The circus is coming to town in Chicago

Dan Gordon and Richard Baehr
DePaul University wants Norman Finkelstein gone in the wake of denial of tenure. The Professor refuses to go. Scott Jaschick of Inside Higher Education, in an article generally sympathetic to Finkelstein, writes 
DePaul is having second thoughts on letting Finkelstein have a terminal year. It has canceled his classes, even though students were registered and excited about them, and the university told him that he cannot have an office. The latest actions by DePaul - which already is being criticized by faculty groups for the initial tenure denial - have added to the anger about the situation. And Finkelstein is vowing to show up, teach and use his old office.

In an e-mail interview, he said: "If the university attempts to impede my movements I intend to engage in nonviolent civil disobedience and go to jail. If incarcated I intend to go on a protracted hunger strike until DePaul comes to its senses. It is regrettable that I have been driven to such drastic actions to defend basic principles of academic freedom and my contractual rights, upon which DePaul has been riding roughshod for so long."
You can see this one playing out:  Finkelstein shows up and starts talking to his cadre of true  believers in a DePaul  classroom. The police come to pull him out.  The students scream in protest. DePaul is going down in flames. The original mistake was hiring Finkelstein, a shrill polemicist and  provocateur, but harldy an academic worthy of a tenure track  position. .

Finkelstein defenders are going to be speaking at a panel at the University of Chicago on October 12th. Stay tuned.
DePaul University wants Norman Finkelstein gone in the wake of denial of tenure. The Professor refuses to go. Scott Jaschick of Inside Higher Education, in an article generally sympathetic to Finkelstein, writes 
DePaul is having second thoughts on letting Finkelstein have a terminal year. It has canceled his classes, even though students were registered and excited about them, and the university told him that he cannot have an office. The latest actions by DePaul - which already is being criticized by faculty groups for the initial tenure denial - have added to the anger about the situation. And Finkelstein is vowing to show up, teach and use his old office.

In an e-mail interview, he said: "If the university attempts to impede my movements I intend to engage in nonviolent civil disobedience and go to jail. If incarcated I intend to go on a protracted hunger strike until DePaul comes to its senses. It is regrettable that I have been driven to such drastic actions to defend basic principles of academic freedom and my contractual rights, upon which DePaul has been riding roughshod for so long."
You can see this one playing out:  Finkelstein shows up and starts talking to his cadre of true  believers in a DePaul  classroom. The police come to pull him out.  The students scream in protest. DePaul is going down in flames. The original mistake was hiring Finkelstein, a shrill polemicist and  provocateur, but harldy an academic worthy of a tenure track  position. .

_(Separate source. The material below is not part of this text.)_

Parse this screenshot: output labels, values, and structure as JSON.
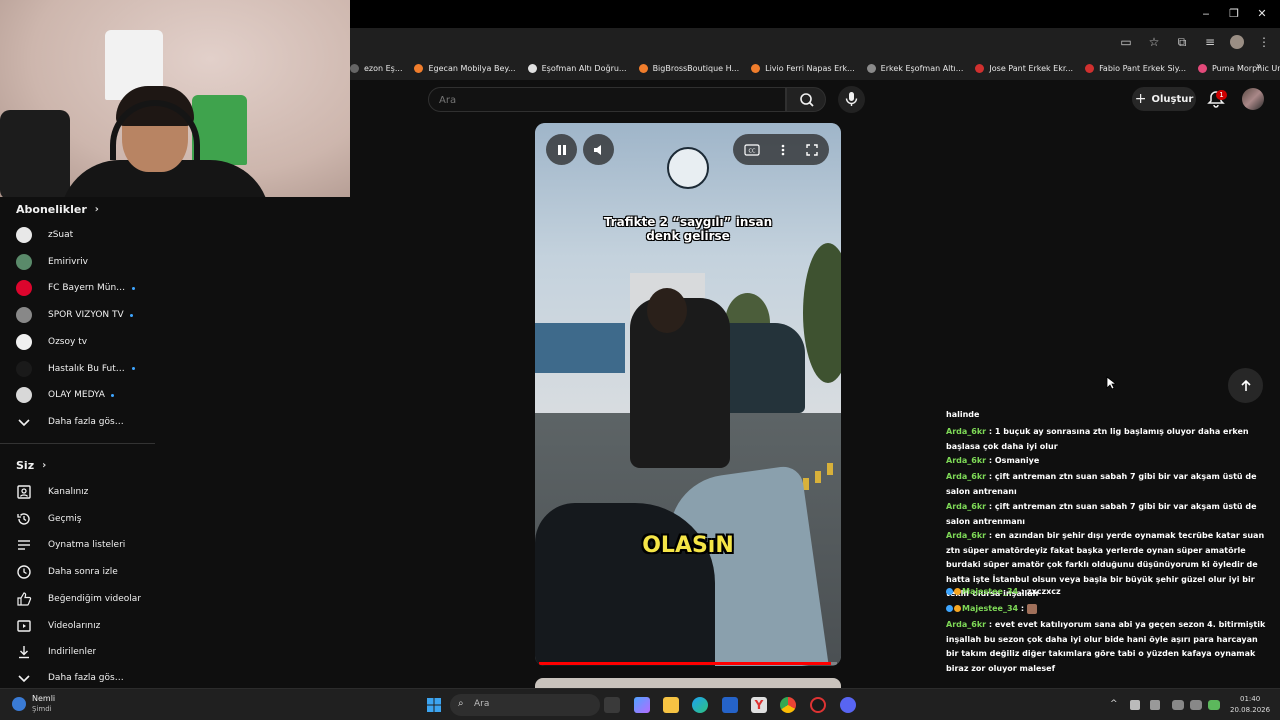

Finkelstein defenders are going to be speaking at a panel at the University of Chicago on October 12th. Stay tuned.